**Provided material:**
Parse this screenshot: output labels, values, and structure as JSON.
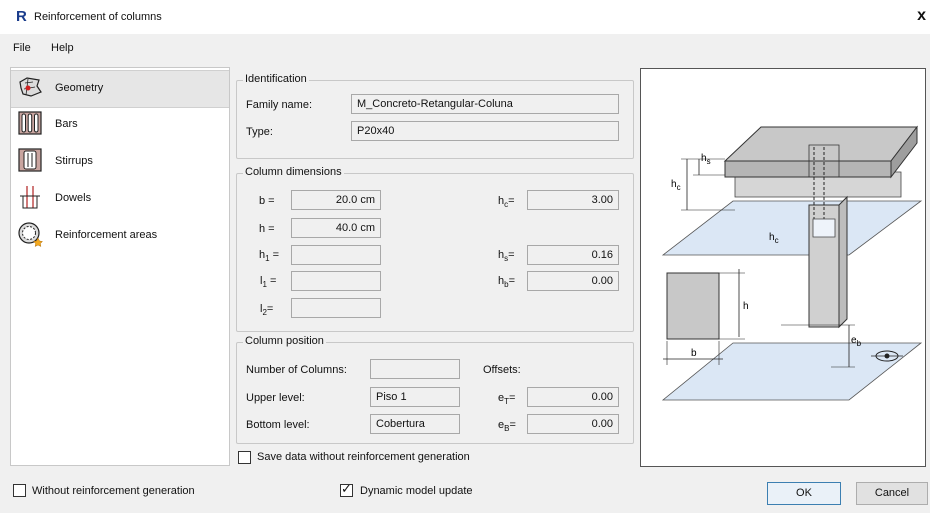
{
  "window": {
    "app_logo": "R",
    "title": "Reinforcement of columns",
    "close_label": "x"
  },
  "menu": {
    "file": "File",
    "help": "Help"
  },
  "nav": {
    "items": [
      {
        "label": "Geometry",
        "icon": "geometry-icon",
        "selected": true
      },
      {
        "label": "Bars",
        "icon": "bars-icon"
      },
      {
        "label": "Stirrups",
        "icon": "stirrups-icon"
      },
      {
        "label": "Dowels",
        "icon": "dowels-icon"
      },
      {
        "label": "Reinforcement areas",
        "icon": "reinforcement-areas-icon"
      }
    ]
  },
  "identification": {
    "legend": "Identification",
    "family_label": "Family name:",
    "family_value": "M_Concreto-Retangular-Coluna",
    "type_label": "Type:",
    "type_value": "P20x40"
  },
  "dimensions": {
    "legend": "Column dimensions",
    "b_label": "b =",
    "b_value": "20.0 cm",
    "h_label": "h =",
    "h_value": "40.0 cm",
    "h1_label": "h",
    "h1_sub": "1",
    "h1_eq": "=",
    "h1_value": "",
    "l1_label": "l",
    "l1_sub": "1",
    "l1_eq": "=",
    "l1_value": "",
    "l2_label": "l",
    "l2_sub": "2",
    "l2_eq": "=",
    "l2_value": "",
    "hc_label": "h",
    "hc_sub": "c",
    "hc_eq": "=",
    "hc_value": "3.00",
    "hs_label": "h",
    "hs_sub": "s",
    "hs_eq": "=",
    "hs_value": "0.16",
    "hb_label": "h",
    "hb_sub": "b",
    "hb_eq": "=",
    "hb_value": "0.00"
  },
  "position": {
    "legend": "Column position",
    "num_columns_label": "Number of Columns:",
    "num_columns_value": "",
    "offsets_label": "Offsets:",
    "upper_label": "Upper level:",
    "upper_value": "Piso 1",
    "bottom_label": "Bottom level:",
    "bottom_value": "Cobertura",
    "et_label": "e",
    "et_sub": "T",
    "et_eq": "=",
    "et_value": "0.00",
    "eb_label": "e",
    "eb_sub": "B",
    "eb_eq": "=",
    "eb_value": "0.00"
  },
  "save_without": {
    "label": "Save data without reinforcement generation",
    "checked": false
  },
  "footer": {
    "without_generation": {
      "label": "Without reinforcement generation",
      "checked": false
    },
    "dynamic_update": {
      "label": "Dynamic model update",
      "checked": true,
      "mark": "✓"
    },
    "ok_label": "OK",
    "cancel_label": "Cancel"
  },
  "diagram": {
    "hs": "h",
    "hs_sub": "s",
    "hc": "h",
    "hc_sub": "c",
    "hc2": "h",
    "hc2_sub": "c",
    "h": "h",
    "b": "b",
    "eb": "e",
    "eb_sub": "b"
  },
  "colors": {
    "accent": "#1a3c8c",
    "slab_fill": "#c8c8c8",
    "plane_fill": "#dbe7f5"
  }
}
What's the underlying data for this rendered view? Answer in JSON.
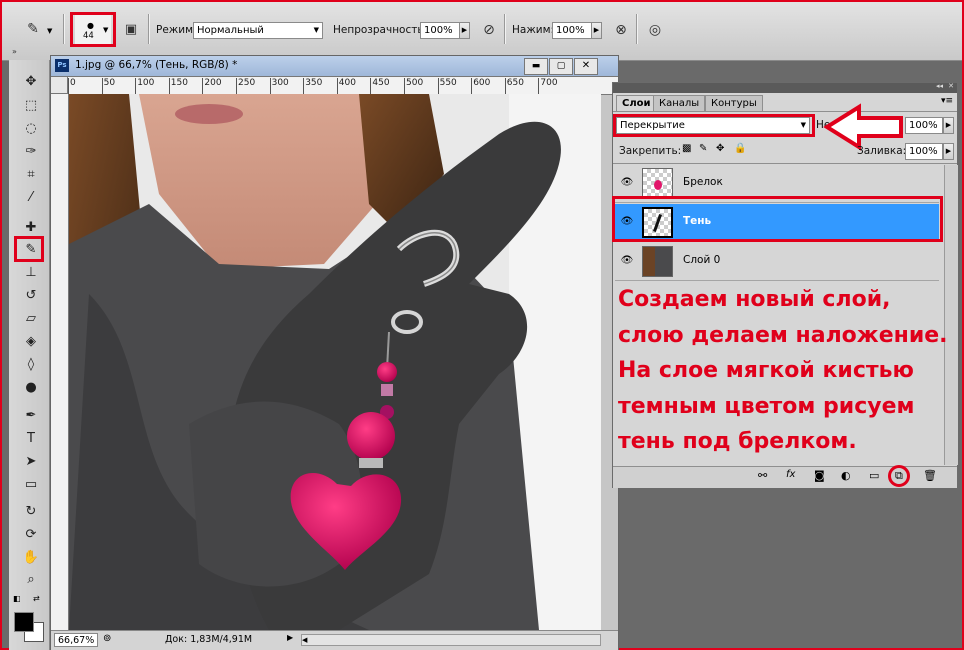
{
  "options_bar": {
    "brush_size": "44",
    "mode_label": "Режим:",
    "mode_value": "Нормальный",
    "opacity_label": "Непрозрачность:",
    "opacity_value": "100%",
    "pressure_label": "Нажим:",
    "pressure_value": "100%"
  },
  "document": {
    "title": "1.jpg @ 66,7% (Тень, RGB/8) *",
    "ruler_ticks": [
      "0",
      "50",
      "100",
      "150",
      "200",
      "250",
      "300",
      "350",
      "400",
      "450",
      "500",
      "550",
      "600",
      "650",
      "700"
    ],
    "zoom": "66,67%",
    "doc_size": "Док: 1,83M/4,91M"
  },
  "layers_panel": {
    "tabs": [
      "Слои",
      "Каналы",
      "Контуры"
    ],
    "blend_mode": "Перекрытие",
    "opacity_short": "Не",
    "opacity_value": "100%",
    "lock_label": "Закрепить:",
    "fill_label": "Заливка:",
    "fill_value": "100%",
    "layers": [
      {
        "name": "Брелок",
        "selected": false
      },
      {
        "name": "Тень",
        "selected": true
      },
      {
        "name": "Слой 0",
        "selected": false
      }
    ]
  },
  "annotation": {
    "lines": [
      "Создаем новый слой,",
      "слою делаем наложение.",
      "На слое мягкой кистью",
      "темным цветом рисуем",
      "тень под брелком."
    ]
  },
  "colors": {
    "accent_red": "#e0001b",
    "selection_blue": "#3399ff"
  }
}
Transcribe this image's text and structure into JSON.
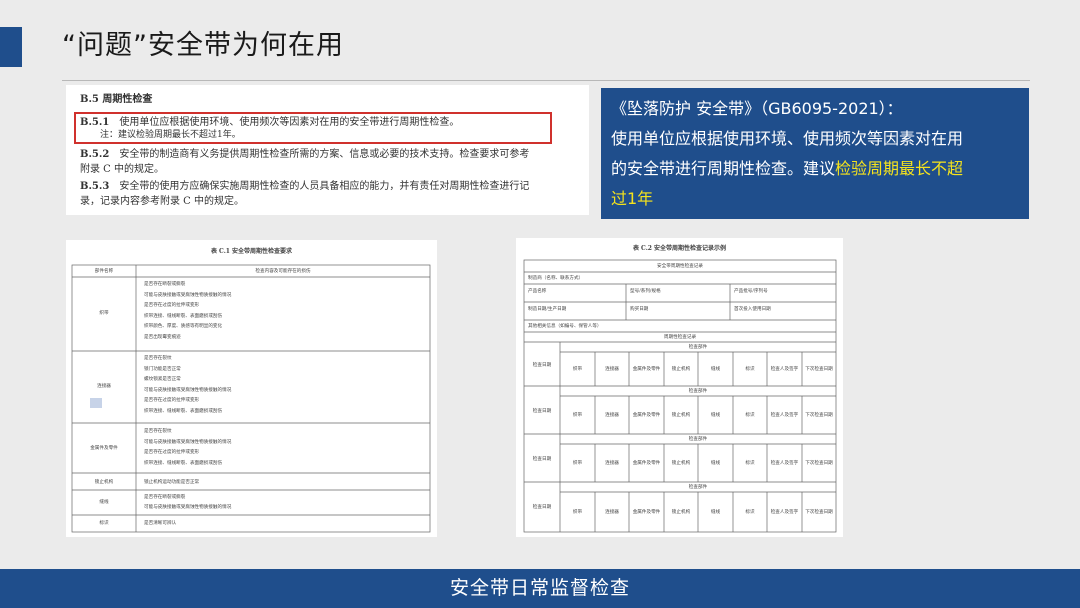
{
  "slide": {
    "title": "“问题”安全带为何在用",
    "footer": "安全带日常监督检查"
  },
  "excerpt": {
    "heading": "B.5  周期性检查",
    "b51_num": "B.5.1",
    "b51_text": "使用单位应根据使用环境、使用频次等因素对在用的安全带进行周期性检查。",
    "note": "注：建议检验周期最长不超过1年。",
    "b52_num": "B.5.2",
    "b52_text_1": "安全带的制造商有义务提供周期性检查所需的方案、信息或必要的技术支持。检查要求可参考",
    "b52_text_2": "附录 C 中的规定。",
    "b53_num": "B.5.3",
    "b53_text_1": "安全带的使用方应确保实施周期性检查的人员具备相应的能力，并有责任对周期性检查进行记",
    "b53_text_2": "录，记录内容参考附录 C 中的规定。"
  },
  "callout": {
    "line1": "《坠落防护 安全带》（GB6095-2021）：",
    "line2": "使用单位应根据使用环境、使用频次等因素对在用",
    "line3_normal": "的安全带进行周期性检查。建议",
    "line3_highlight": "检验周期最长不超",
    "line4_highlight": "过1年",
    "highlight_color": "#f5e31d"
  },
  "table_c1": {
    "caption": "表 C.1  安全带周期性检查要求",
    "col1": "部件名称",
    "col2": "检查内容及可能存在的损伤",
    "rows": [
      {
        "name": "织带",
        "items": [
          "是否存在断裂或撕裂",
          "可能与皮肤接触或受腐蚀性物质接触的情况",
          "是否存在过度的拉伸或变形",
          "织带连接、缝线断裂、表面磨损或刮伤",
          "织带颜色、厚度、质感等有明显的变化",
          "是否出现霉变痕迹"
        ]
      },
      {
        "name": "连接器",
        "items": [
          "是否存在裂纹",
          "锁门功能是否正常",
          "螺纹锁紧是否正常",
          "可能与皮肤接触或受腐蚀性物质接触的情况",
          "是否存在过度的拉伸或变形",
          "织带连接、缝线断裂、表面磨损或刮伤"
        ]
      },
      {
        "name": "金属件及零件",
        "items": [
          "是否存在裂纹",
          "可能与皮肤接触或受腐蚀性物质接触的情况",
          "是否存在过度的拉伸或变形",
          "织带连接、缝线断裂、表面磨损或刮伤"
        ]
      },
      {
        "name": "锁止机构",
        "items": [
          "锁止机构运动功能是否正常"
        ]
      },
      {
        "name": "缝线",
        "items": [
          "是否存在断裂或撕裂",
          "可能与皮肤接触或受腐蚀性物质接触的情况"
        ]
      },
      {
        "name": "标识",
        "items": [
          "是否清晰可辨认"
        ]
      }
    ]
  },
  "table_c2": {
    "caption": "表 C.2  安全带周期性检查记录示例",
    "header_title": "安全带周期性检查记录",
    "info_rows": [
      [
        "制造商（名称、联系方式）"
      ],
      [
        "产品名称",
        "型号/系列/规格",
        "产品批号/序列号"
      ],
      [
        "制造日期/生产日期",
        "购买日期",
        "首次投入使用日期"
      ],
      [
        "其他相关信息（如编号、保管人等）"
      ]
    ],
    "record_title": "周期性检查记录",
    "check_label": "检查日期",
    "part_label": "检查部件",
    "columns": [
      "织带",
      "连接器",
      "金属件及零件",
      "锁止机构",
      "缝线",
      "标识",
      "检查人及签字",
      "下次检查日期"
    ]
  }
}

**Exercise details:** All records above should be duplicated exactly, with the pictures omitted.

**Response to this task:**
Parse this screenshot: output labels, values, and structure as JSON.
{
  "window": {
    "app_logo": "R",
    "title": "Reinforcement of columns",
    "close_label": "x"
  },
  "menu": {
    "file": "File",
    "help": "Help"
  },
  "nav": {
    "items": [
      {
        "label": "Geometry",
        "icon": "geometry-icon",
        "selected": true
      },
      {
        "label": "Bars",
        "icon": "bars-icon"
      },
      {
        "label": "Stirrups",
        "icon": "stirrups-icon"
      },
      {
        "label": "Dowels",
        "icon": "dowels-icon"
      },
      {
        "label": "Reinforcement areas",
        "icon": "reinforcement-areas-icon"
      }
    ]
  },
  "identification": {
    "legend": "Identification",
    "family_label": "Family name:",
    "family_value": "M_Concreto-Retangular-Coluna",
    "type_label": "Type:",
    "type_value": "P20x40"
  },
  "dimensions": {
    "legend": "Column dimensions",
    "b_label": "b =",
    "b_value": "20.0 cm",
    "h_label": "h =",
    "h_value": "40.0 cm",
    "h1_label": "h",
    "h1_sub": "1",
    "h1_eq": "=",
    "h1_value": "",
    "l1_label": "l",
    "l1_sub": "1",
    "l1_eq": "=",
    "l1_value": "",
    "l2_label": "l",
    "l2_sub": "2",
    "l2_eq": "=",
    "l2_value": "",
    "hc_label": "h",
    "hc_sub": "c",
    "hc_eq": "=",
    "hc_value": "3.00",
    "hs_label": "h",
    "hs_sub": "s",
    "hs_eq": "=",
    "hs_value": "0.16",
    "hb_label": "h",
    "hb_sub": "b",
    "hb_eq": "=",
    "hb_value": "0.00"
  },
  "position": {
    "legend": "Column position",
    "num_columns_label": "Number of Columns:",
    "num_columns_value": "",
    "offsets_label": "Offsets:",
    "upper_label": "Upper level:",
    "upper_value": "Piso 1",
    "bottom_label": "Bottom level:",
    "bottom_value": "Cobertura",
    "et_label": "e",
    "et_sub": "T",
    "et_eq": "=",
    "et_value": "0.00",
    "eb_label": "e",
    "eb_sub": "B",
    "eb_eq": "=",
    "eb_value": "0.00"
  },
  "save_without": {
    "label": "Save data without reinforcement generation",
    "checked": false
  },
  "footer": {
    "without_generation": {
      "label": "Without reinforcement generation",
      "checked": false
    },
    "dynamic_update": {
      "label": "Dynamic model update",
      "checked": true,
      "mark": "✓"
    },
    "ok_label": "OK",
    "cancel_label": "Cancel"
  },
  "diagram": {
    "hs": "h",
    "hs_sub": "s",
    "hc": "h",
    "hc_sub": "c",
    "hc2": "h",
    "hc2_sub": "c",
    "h": "h",
    "b": "b",
    "eb": "e",
    "eb_sub": "b"
  },
  "colors": {
    "accent": "#1a3c8c",
    "slab_fill": "#c8c8c8",
    "plane_fill": "#dbe7f5"
  }
}
What's the underlying data for this rendered view? Answer in JSON.
{
  "options_bar": {
    "brush_size": "44",
    "mode_label": "Режим:",
    "mode_value": "Нормальный",
    "opacity_label": "Непрозрачность:",
    "opacity_value": "100%",
    "pressure_label": "Нажим:",
    "pressure_value": "100%"
  },
  "document": {
    "title": "1.jpg @ 66,7% (Тень, RGB/8) *",
    "ruler_ticks": [
      "0",
      "50",
      "100",
      "150",
      "200",
      "250",
      "300",
      "350",
      "400",
      "450",
      "500",
      "550",
      "600",
      "650",
      "700"
    ],
    "zoom": "66,67%",
    "doc_size": "Док: 1,83M/4,91M"
  },
  "layers_panel": {
    "tabs": [
      "Слои",
      "Каналы",
      "Контуры"
    ],
    "blend_mode": "Перекрытие",
    "opacity_short": "Не",
    "opacity_value": "100%",
    "lock_label": "Закрепить:",
    "fill_label": "Заливка:",
    "fill_value": "100%",
    "layers": [
      {
        "name": "Брелок",
        "selected": false
      },
      {
        "name": "Тень",
        "selected": true
      },
      {
        "name": "Слой 0",
        "selected": false
      }
    ]
  },
  "annotation": {
    "lines": [
      "Создаем новый слой,",
      "слою делаем наложение.",
      "На слое мягкой кистью",
      "темным цветом рисуем",
      "тень под брелком."
    ]
  },
  "colors": {
    "accent_red": "#e0001b",
    "selection_blue": "#3399ff"
  }
}
Transcribe this image's text and structure into JSON.
{
  "slide": {
    "title": "“问题”安全带为何在用",
    "footer": "安全带日常监督检查"
  },
  "excerpt": {
    "heading": "B.5  周期性检查",
    "b51_num": "B.5.1",
    "b51_text": "使用单位应根据使用环境、使用频次等因素对在用的安全带进行周期性检查。",
    "note": "注：建议检验周期最长不超过1年。",
    "b52_num": "B.5.2",
    "b52_text_1": "安全带的制造商有义务提供周期性检查所需的方案、信息或必要的技术支持。检查要求可参考",
    "b52_text_2": "附录 C 中的规定。",
    "b53_num": "B.5.3",
    "b53_text_1": "安全带的使用方应确保实施周期性检查的人员具备相应的能力，并有责任对周期性检查进行记",
    "b53_text_2": "录，记录内容参考附录 C 中的规定。"
  },
  "callout": {
    "line1": "《坠落防护 安全带》（GB6095-2021）：",
    "line2": "使用单位应根据使用环境、使用频次等因素对在用",
    "line3_normal": "的安全带进行周期性检查。建议",
    "line3_highlight": "检验周期最长不超",
    "line4_highlight": "过1年",
    "highlight_color": "#f5e31d"
  },
  "table_c1": {
    "caption": "表 C.1  安全带周期性检查要求",
    "col1": "部件名称",
    "col2": "检查内容及可能存在的损伤",
    "rows": [
      {
        "name": "织带",
        "items": [
          "是否存在断裂或撕裂",
          "可能与皮肤接触或受腐蚀性物质接触的情况",
          "是否存在过度的拉伸或变形",
          "织带连接、缝线断裂、表面磨损或刮伤",
          "织带颜色、厚度、质感等有明显的变化",
          "是否出现霉变痕迹"
        ]
      },
      {
        "name": "连接器",
        "items": [
          "是否存在裂纹",
          "锁门功能是否正常",
          "螺纹锁紧是否正常",
          "可能与皮肤接触或受腐蚀性物质接触的情况",
          "是否存在过度的拉伸或变形",
          "织带连接、缝线断裂、表面磨损或刮伤"
        ]
      },
      {
        "name": "金属件及零件",
        "items": [
          "是否存在裂纹",
          "可能与皮肤接触或受腐蚀性物质接触的情况",
          "是否存在过度的拉伸或变形",
          "织带连接、缝线断裂、表面磨损或刮伤"
        ]
      },
      {
        "name": "锁止机构",
        "items": [
          "锁止机构运动功能是否正常"
        ]
      },
      {
        "name": "缝线",
        "items": [
          "是否存在断裂或撕裂",
          "可能与皮肤接触或受腐蚀性物质接触的情况"
        ]
      },
      {
        "name": "标识",
        "items": [
          "是否清晰可辨认"
        ]
      }
    ]
  },
  "table_c2": {
    "caption": "表 C.2  安全带周期性检查记录示例",
    "header_title": "安全带周期性检查记录",
    "info_rows": [
      [
        "制造商（名称、联系方式）"
      ],
      [
        "产品名称",
        "型号/系列/规格",
        "产品批号/序列号"
      ],
      [
        "制造日期/生产日期",
        "购买日期",
        "首次投入使用日期"
      ],
      [
        "其他相关信息（如编号、保管人等）"
      ]
    ],
    "record_title": "周期性检查记录",
    "check_label": "检查日期",
    "part_label": "检查部件",
    "columns": [
      "织带",
      "连接器",
      "金属件及零件",
      "锁止机构",
      "缝线",
      "标识",
      "检查人及签字",
      "下次检查日期"
    ]
  }
}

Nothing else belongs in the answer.